### PROBLEM REQUIREMENTS
Send back the listing, word for word.

>>>

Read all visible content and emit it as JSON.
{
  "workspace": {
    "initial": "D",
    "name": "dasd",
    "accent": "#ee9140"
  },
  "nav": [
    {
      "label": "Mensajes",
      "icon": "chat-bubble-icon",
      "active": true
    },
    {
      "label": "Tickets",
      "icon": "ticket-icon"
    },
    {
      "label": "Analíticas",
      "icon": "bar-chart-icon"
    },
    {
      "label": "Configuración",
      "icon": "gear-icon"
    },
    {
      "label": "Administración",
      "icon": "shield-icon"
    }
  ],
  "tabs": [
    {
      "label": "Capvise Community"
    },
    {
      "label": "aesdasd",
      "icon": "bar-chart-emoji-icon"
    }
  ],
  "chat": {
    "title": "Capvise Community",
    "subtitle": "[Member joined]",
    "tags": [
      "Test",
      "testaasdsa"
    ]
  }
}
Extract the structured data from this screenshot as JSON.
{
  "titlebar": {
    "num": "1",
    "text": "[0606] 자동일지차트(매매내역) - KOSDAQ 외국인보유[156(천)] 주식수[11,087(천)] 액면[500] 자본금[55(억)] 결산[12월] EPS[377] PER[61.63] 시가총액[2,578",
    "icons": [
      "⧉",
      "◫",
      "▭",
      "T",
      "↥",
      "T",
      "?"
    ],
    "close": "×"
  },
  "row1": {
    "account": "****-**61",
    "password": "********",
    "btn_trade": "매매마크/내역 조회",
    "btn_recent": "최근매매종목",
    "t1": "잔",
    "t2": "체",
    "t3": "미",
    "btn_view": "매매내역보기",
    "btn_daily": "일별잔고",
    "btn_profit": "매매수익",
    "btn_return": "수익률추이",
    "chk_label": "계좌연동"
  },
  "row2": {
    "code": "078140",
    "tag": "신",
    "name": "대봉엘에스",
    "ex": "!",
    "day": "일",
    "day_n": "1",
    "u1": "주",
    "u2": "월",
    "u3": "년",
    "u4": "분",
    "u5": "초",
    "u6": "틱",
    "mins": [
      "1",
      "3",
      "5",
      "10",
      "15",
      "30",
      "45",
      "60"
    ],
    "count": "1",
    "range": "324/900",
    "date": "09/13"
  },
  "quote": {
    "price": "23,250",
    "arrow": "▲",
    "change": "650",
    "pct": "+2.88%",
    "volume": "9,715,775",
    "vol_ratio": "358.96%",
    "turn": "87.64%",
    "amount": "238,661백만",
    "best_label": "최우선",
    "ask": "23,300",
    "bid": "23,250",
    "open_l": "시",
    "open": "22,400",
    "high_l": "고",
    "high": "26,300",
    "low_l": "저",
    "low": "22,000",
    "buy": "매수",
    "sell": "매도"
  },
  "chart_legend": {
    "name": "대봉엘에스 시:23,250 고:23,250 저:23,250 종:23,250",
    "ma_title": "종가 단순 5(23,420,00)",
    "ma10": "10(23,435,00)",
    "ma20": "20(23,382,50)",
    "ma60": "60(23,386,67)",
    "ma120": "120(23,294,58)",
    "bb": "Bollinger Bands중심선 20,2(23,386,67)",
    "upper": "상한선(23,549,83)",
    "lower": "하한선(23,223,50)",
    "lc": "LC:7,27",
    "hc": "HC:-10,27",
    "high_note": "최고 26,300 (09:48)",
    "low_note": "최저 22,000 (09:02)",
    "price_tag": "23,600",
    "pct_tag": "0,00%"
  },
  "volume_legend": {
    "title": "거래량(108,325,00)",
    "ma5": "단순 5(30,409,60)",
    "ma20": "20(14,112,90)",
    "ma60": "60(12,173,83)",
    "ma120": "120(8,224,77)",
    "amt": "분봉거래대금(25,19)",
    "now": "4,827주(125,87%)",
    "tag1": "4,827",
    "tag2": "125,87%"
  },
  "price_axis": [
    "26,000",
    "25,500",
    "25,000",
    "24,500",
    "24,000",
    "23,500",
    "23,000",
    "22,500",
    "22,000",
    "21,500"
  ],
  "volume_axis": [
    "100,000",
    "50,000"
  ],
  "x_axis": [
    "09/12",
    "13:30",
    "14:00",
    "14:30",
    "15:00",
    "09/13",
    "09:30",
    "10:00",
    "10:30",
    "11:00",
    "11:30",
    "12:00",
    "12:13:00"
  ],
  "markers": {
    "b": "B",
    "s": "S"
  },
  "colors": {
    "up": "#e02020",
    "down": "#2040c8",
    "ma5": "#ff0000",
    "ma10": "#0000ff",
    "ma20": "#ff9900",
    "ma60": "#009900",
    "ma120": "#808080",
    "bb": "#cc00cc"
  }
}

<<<

### ANSWER
Read all visible content and emit it as JSON.
{
  "workspace": {
    "initial": "D",
    "name": "dasd",
    "accent": "#ee9140"
  },
  "nav": [
    {
      "label": "Mensajes",
      "icon": "chat-bubble-icon",
      "active": true
    },
    {
      "label": "Tickets",
      "icon": "ticket-icon"
    },
    {
      "label": "Analíticas",
      "icon": "bar-chart-icon"
    },
    {
      "label": "Configuración",
      "icon": "gear-icon"
    },
    {
      "label": "Administración",
      "icon": "shield-icon"
    }
  ],
  "tabs": [
    {
      "label": "Capvise Community"
    },
    {
      "label": "aesdasd",
      "icon": "bar-chart-emoji-icon"
    }
  ],
  "chat": {
    "title": "Capvise Community",
    "subtitle": "[Member joined]",
    "tags": [
      "Test",
      "testaasdsa"
    ]
  }
}
Extract the structured data from this screenshot as JSON.
{
  "titlebar": {
    "num": "1",
    "text": "[0606] 자동일지차트(매매내역) - KOSDAQ 외국인보유[156(천)] 주식수[11,087(천)] 액면[500] 자본금[55(억)] 결산[12월] EPS[377] PER[61.63] 시가총액[2,578",
    "icons": [
      "⧉",
      "◫",
      "▭",
      "T",
      "↥",
      "T",
      "?"
    ],
    "close": "×"
  },
  "row1": {
    "account": "****-**61",
    "password": "********",
    "btn_trade": "매매마크/내역 조회",
    "btn_recent": "최근매매종목",
    "t1": "잔",
    "t2": "체",
    "t3": "미",
    "btn_view": "매매내역보기",
    "btn_daily": "일별잔고",
    "btn_profit": "매매수익",
    "btn_return": "수익률추이",
    "chk_label": "계좌연동"
  },
  "row2": {
    "code": "078140",
    "tag": "신",
    "name": "대봉엘에스",
    "ex": "!",
    "day": "일",
    "day_n": "1",
    "u1": "주",
    "u2": "월",
    "u3": "년",
    "u4": "분",
    "u5": "초",
    "u6": "틱",
    "mins": [
      "1",
      "3",
      "5",
      "10",
      "15",
      "30",
      "45",
      "60"
    ],
    "count": "1",
    "range": "324/900",
    "date": "09/13"
  },
  "quote": {
    "price": "23,250",
    "arrow": "▲",
    "change": "650",
    "pct": "+2.88%",
    "volume": "9,715,775",
    "vol_ratio": "358.96%",
    "turn": "87.64%",
    "amount": "238,661백만",
    "best_label": "최우선",
    "ask": "23,300",
    "bid": "23,250",
    "open_l": "시",
    "open": "22,400",
    "high_l": "고",
    "high": "26,300",
    "low_l": "저",
    "low": "22,000",
    "buy": "매수",
    "sell": "매도"
  },
  "chart_legend": {
    "name": "대봉엘에스 시:23,250 고:23,250 저:23,250 종:23,250",
    "ma_title": "종가 단순 5(23,420,00)",
    "ma10": "10(23,435,00)",
    "ma20": "20(23,382,50)",
    "ma60": "60(23,386,67)",
    "ma120": "120(23,294,58)",
    "bb": "Bollinger Bands중심선 20,2(23,386,67)",
    "upper": "상한선(23,549,83)",
    "lower": "하한선(23,223,50)",
    "lc": "LC:7,27",
    "hc": "HC:-10,27",
    "high_note": "최고 26,300 (09:48)",
    "low_note": "최저 22,000 (09:02)",
    "price_tag": "23,600",
    "pct_tag": "0,00%"
  },
  "volume_legend": {
    "title": "거래량(108,325,00)",
    "ma5": "단순 5(30,409,60)",
    "ma20": "20(14,112,90)",
    "ma60": "60(12,173,83)",
    "ma120": "120(8,224,77)",
    "amt": "분봉거래대금(25,19)",
    "now": "4,827주(125,87%)",
    "tag1": "4,827",
    "tag2": "125,87%"
  },
  "price_axis": [
    "26,000",
    "25,500",
    "25,000",
    "24,500",
    "24,000",
    "23,500",
    "23,000",
    "22,500",
    "22,000",
    "21,500"
  ],
  "volume_axis": [
    "100,000",
    "50,000"
  ],
  "x_axis": [
    "09/12",
    "13:30",
    "14:00",
    "14:30",
    "15:00",
    "09/13",
    "09:30",
    "10:00",
    "10:30",
    "11:00",
    "11:30",
    "12:00",
    "12:13:00"
  ],
  "markers": {
    "b": "B",
    "s": "S"
  },
  "colors": {
    "up": "#e02020",
    "down": "#2040c8",
    "ma5": "#ff0000",
    "ma10": "#0000ff",
    "ma20": "#ff9900",
    "ma60": "#009900",
    "ma120": "#808080",
    "bb": "#cc00cc"
  }
}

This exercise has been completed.